*** Supplied records ***
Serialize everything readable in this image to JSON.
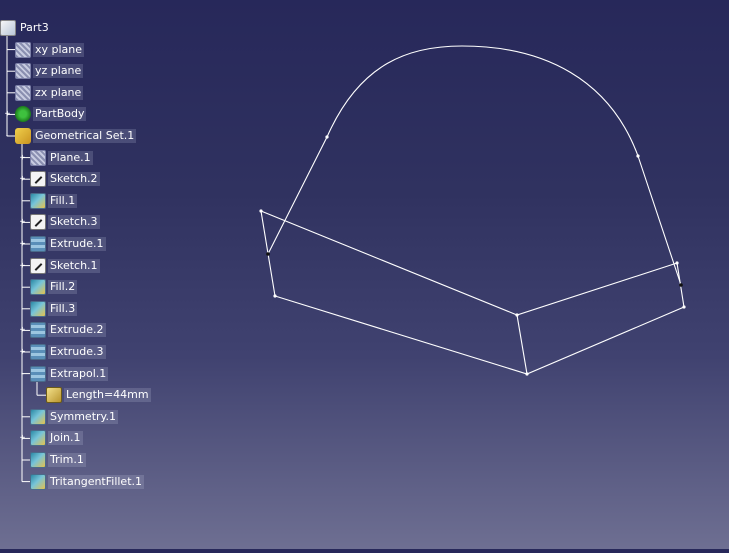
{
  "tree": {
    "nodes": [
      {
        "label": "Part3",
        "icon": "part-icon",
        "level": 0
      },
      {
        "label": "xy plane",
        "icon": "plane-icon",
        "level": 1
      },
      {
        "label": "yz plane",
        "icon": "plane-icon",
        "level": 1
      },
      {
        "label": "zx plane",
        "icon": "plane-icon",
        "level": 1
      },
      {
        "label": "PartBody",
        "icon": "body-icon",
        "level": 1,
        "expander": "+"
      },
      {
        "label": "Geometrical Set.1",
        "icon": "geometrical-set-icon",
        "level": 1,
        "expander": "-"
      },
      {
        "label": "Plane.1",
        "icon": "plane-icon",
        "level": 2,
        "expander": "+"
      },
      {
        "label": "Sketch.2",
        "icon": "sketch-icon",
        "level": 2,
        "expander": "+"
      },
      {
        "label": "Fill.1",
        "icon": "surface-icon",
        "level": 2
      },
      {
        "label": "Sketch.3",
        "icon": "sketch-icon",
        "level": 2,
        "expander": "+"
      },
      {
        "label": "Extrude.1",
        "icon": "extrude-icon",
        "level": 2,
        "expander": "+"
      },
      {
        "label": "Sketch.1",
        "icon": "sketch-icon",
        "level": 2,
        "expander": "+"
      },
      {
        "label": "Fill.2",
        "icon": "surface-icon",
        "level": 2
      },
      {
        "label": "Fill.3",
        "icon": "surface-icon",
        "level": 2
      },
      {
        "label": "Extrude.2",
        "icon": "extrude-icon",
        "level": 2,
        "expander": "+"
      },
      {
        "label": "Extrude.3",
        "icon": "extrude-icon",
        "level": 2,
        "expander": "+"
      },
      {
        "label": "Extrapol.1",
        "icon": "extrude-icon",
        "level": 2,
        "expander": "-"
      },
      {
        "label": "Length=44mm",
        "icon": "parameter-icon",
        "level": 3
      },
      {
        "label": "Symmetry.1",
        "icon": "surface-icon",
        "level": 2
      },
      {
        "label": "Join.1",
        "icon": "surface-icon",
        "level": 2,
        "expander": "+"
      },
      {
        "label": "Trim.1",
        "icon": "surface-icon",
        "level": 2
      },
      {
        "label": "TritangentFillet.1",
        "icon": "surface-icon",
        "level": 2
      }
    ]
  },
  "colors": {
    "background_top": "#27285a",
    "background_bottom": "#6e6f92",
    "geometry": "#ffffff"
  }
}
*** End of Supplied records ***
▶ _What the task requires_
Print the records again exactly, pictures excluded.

▶ _Response_
Serialize everything readable in this image to JSON.
{
  "tree": {
    "nodes": [
      {
        "label": "Part3",
        "icon": "part-icon",
        "level": 0
      },
      {
        "label": "xy plane",
        "icon": "plane-icon",
        "level": 1
      },
      {
        "label": "yz plane",
        "icon": "plane-icon",
        "level": 1
      },
      {
        "label": "zx plane",
        "icon": "plane-icon",
        "level": 1
      },
      {
        "label": "PartBody",
        "icon": "body-icon",
        "level": 1,
        "expander": "+"
      },
      {
        "label": "Geometrical Set.1",
        "icon": "geometrical-set-icon",
        "level": 1,
        "expander": "-"
      },
      {
        "label": "Plane.1",
        "icon": "plane-icon",
        "level": 2,
        "expander": "+"
      },
      {
        "label": "Sketch.2",
        "icon": "sketch-icon",
        "level": 2,
        "expander": "+"
      },
      {
        "label": "Fill.1",
        "icon": "surface-icon",
        "level": 2
      },
      {
        "label": "Sketch.3",
        "icon": "sketch-icon",
        "level": 2,
        "expander": "+"
      },
      {
        "label": "Extrude.1",
        "icon": "extrude-icon",
        "level": 2,
        "expander": "+"
      },
      {
        "label": "Sketch.1",
        "icon": "sketch-icon",
        "level": 2,
        "expander": "+"
      },
      {
        "label": "Fill.2",
        "icon": "surface-icon",
        "level": 2
      },
      {
        "label": "Fill.3",
        "icon": "surface-icon",
        "level": 2
      },
      {
        "label": "Extrude.2",
        "icon": "extrude-icon",
        "level": 2,
        "expander": "+"
      },
      {
        "label": "Extrude.3",
        "icon": "extrude-icon",
        "level": 2,
        "expander": "+"
      },
      {
        "label": "Extrapol.1",
        "icon": "extrude-icon",
        "level": 2,
        "expander": "-"
      },
      {
        "label": "Length=44mm",
        "icon": "parameter-icon",
        "level": 3
      },
      {
        "label": "Symmetry.1",
        "icon": "surface-icon",
        "level": 2
      },
      {
        "label": "Join.1",
        "icon": "surface-icon",
        "level": 2,
        "expander": "+"
      },
      {
        "label": "Trim.1",
        "icon": "surface-icon",
        "level": 2
      },
      {
        "label": "TritangentFillet.1",
        "icon": "surface-icon",
        "level": 2
      }
    ]
  },
  "colors": {
    "background_top": "#27285a",
    "background_bottom": "#6e6f92",
    "geometry": "#ffffff"
  }
}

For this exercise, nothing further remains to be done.